Although Surface Pro 4 is backward compatible with Type Cover accessory of Surface Pro 3, an attachable keyboard which doubles as a screen protector, the Surface Pro 4 Type Cover has been announced with and without a fingerprint ID sensor. The new Type Cover is thinner and lighter than its predecessor, has improved magnetic stability for lap use, a mechanical keyboard with improved key spacing, as well as a larger touchpad. An updated version of Surface Pen is included with the Surface Pro 4, which has 1024 levels of pressure sensitivity and is heavier with a rubberized tip. However, the new pen has only one button on the side rather than the previous pen's two.
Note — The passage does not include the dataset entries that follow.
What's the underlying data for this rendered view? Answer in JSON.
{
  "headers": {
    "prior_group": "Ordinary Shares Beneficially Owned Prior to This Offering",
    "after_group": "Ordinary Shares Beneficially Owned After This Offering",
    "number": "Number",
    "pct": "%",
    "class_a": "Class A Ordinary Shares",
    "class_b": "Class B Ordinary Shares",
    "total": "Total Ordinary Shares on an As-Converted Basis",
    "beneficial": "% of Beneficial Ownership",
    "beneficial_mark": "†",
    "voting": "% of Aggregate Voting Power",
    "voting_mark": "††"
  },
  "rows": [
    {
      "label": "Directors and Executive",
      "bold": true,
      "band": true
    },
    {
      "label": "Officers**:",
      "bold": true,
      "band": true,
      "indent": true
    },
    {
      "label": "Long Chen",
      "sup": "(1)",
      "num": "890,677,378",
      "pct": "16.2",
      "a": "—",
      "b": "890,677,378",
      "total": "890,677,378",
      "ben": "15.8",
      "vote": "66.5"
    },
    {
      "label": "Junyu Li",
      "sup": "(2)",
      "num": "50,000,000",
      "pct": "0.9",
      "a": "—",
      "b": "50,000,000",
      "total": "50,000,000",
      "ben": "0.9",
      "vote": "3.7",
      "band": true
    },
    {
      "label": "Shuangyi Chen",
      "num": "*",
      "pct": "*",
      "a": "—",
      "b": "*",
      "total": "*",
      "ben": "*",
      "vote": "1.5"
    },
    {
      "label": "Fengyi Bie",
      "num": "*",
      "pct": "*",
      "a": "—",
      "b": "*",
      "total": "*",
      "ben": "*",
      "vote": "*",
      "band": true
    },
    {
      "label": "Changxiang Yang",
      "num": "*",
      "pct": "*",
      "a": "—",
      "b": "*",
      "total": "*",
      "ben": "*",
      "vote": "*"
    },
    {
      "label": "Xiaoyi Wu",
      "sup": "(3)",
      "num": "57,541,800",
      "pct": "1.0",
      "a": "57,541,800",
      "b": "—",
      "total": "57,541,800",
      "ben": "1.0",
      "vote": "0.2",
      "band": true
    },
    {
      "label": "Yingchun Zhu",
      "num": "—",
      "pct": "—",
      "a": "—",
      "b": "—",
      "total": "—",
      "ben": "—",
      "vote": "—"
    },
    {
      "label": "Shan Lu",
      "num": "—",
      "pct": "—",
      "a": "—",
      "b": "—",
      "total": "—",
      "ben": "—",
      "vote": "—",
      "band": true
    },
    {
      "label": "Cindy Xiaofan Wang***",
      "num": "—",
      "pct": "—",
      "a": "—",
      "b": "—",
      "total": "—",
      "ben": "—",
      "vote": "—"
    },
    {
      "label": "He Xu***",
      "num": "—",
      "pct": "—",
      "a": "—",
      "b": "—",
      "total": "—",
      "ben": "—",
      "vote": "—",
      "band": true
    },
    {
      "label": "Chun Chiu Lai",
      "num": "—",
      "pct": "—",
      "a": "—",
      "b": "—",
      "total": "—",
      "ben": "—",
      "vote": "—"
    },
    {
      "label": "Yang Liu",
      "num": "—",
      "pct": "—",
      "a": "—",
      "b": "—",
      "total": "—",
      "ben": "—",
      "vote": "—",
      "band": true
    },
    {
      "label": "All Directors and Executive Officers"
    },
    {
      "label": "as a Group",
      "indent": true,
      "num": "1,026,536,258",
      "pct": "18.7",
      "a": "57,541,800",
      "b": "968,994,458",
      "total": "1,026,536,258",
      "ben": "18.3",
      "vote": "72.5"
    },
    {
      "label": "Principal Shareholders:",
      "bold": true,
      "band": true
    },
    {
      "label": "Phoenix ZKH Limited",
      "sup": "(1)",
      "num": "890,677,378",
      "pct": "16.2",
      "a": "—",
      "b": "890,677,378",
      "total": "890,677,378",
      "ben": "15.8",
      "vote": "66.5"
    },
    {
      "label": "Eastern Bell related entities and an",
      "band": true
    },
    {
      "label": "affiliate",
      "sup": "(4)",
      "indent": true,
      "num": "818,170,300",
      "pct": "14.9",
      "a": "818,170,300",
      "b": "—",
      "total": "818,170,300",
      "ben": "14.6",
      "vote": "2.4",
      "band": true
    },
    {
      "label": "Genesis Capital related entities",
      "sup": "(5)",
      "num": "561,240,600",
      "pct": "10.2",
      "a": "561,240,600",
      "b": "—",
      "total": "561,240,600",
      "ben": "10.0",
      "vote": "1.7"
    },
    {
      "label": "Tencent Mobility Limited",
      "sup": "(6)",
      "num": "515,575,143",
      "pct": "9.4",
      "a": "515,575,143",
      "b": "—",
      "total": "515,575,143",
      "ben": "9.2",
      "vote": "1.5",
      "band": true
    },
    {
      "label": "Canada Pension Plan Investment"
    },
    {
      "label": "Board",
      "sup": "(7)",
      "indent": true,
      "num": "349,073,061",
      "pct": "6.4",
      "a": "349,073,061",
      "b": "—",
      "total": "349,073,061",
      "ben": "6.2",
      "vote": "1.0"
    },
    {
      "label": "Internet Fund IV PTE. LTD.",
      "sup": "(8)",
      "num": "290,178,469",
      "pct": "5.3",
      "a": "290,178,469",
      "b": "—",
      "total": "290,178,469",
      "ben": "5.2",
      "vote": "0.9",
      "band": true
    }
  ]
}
There is an eraser on the end that doubles as a button, which may perform different tasks, like opening the OneNote app or activating Cortana, can be customized using the Surface App; the Surface Pro 4 is known to have wide spread flicker issues with the display named as Flickergate after the independent website flickergate.com, set up by the affected users after getting no fix from Microsoft.

Microsoft's spokesperson acknowledged the issue stating: "We are aware that some customers have experienced a screen flicker on Surface Pro 4 and are monitoring the situation closely. Customers impacted by this should contact Microsoft support."Microsoft has stated that bad batteries and Type Covers may be repaired under warranty. The Type Cover has connectivity issues that afflict many due to a Windows update; this seems to be a common issue across the Surface series, with a sudden death to the Type Cover. The Surface Pro 4 received positive reviews from technology critics. Most praise a sharper and larger display compared to the one found in the predecessor, redesigned cooling system, improved technical specifications, an improved Type Cover; the common disadvantages found by reviewers were that the Type Cover is still a separate purchase, the modest performance of the Intel Core m3 chip, modest battery life
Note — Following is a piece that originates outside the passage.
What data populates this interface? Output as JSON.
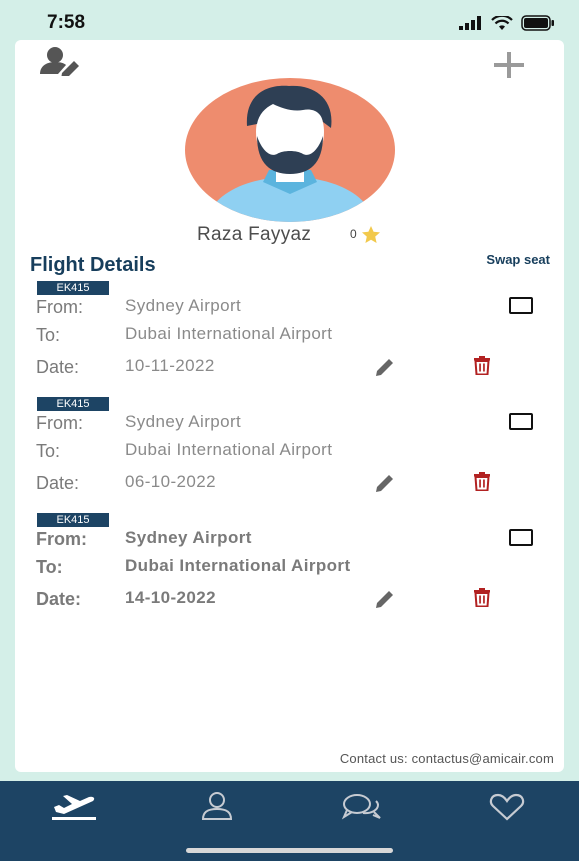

Albert L. Marsh

Albert Leroy Marsh, was an American metallurgist. In 1905 he co-invented the first metallic alloy from which a high-resistance wire could be made that could be used as a durable and safe heating element. While working at Hoskins Manufacturing, the company of chemist, electrical engineer and entrepreneur William Hoskins the two experimented for several years until the alloy was perfected; the material was patented that year as chromel and still today marketed as nichrome. For this invention, Marsh was acclaimed as "father of the electrical heating industry". Marsh was born August 16, 1877, in Pontiac, the oldest of three children; the family moved to Pana, Illinois, in 1884. Marsh went to University of Illinois at Urbana-Champaign. In 1901, Albert received his bachelor of science degree in Chemical Engineering; the same year, he married Minnie E Hayward in Massachusetts. While working with an electric storage battery and doing technical writing, he experimented with nickel and chromium alloys in his spare time.

In 1904, needing a better location to work on his wiring project and additional funding, he made a business arrangement with William Hoskins of Chicago. Hoskins was with a firm of consulting chemists, he hired Marsh at a small salary – while giving him permission to work on the alloy project in his spare time. When formed as Hoskins Manufacturing Company, the business relocated to Detroit, Michigan; when perfected, the new alloy was 300 times stronger than other types at that time. Chromel is made of 20 % chromium; the US patent was granted February 1906, in Marsh's name, sold to Hoskins Manufacturing. By Hoskins's own account, he was involved in the experimentation process, not a funder. Toasters, dental furnaces and chromel wire for home appliance manufacturers were the first focus of the Hoskins company; the first two were unprofitable and were dropped. The company concentrated on manufacturing the chromel wire. Marsh served as chief engineer and general manager of Hoskins Manufacturing Co. in Detroit.

He was named president of the firm in 1915. In 1936, Marsh was awarded the John Price Wetherill Medal of The Franklin Institute for "significant and timely contribution to the science of automotive engineering" and "for outstanding discoveries in the physical sciences". In 1941, the American Metals Congress bestowed upon Marsh with The Sauveur Award for outstanding metallurgical achievement. Albert Marsh, Scientist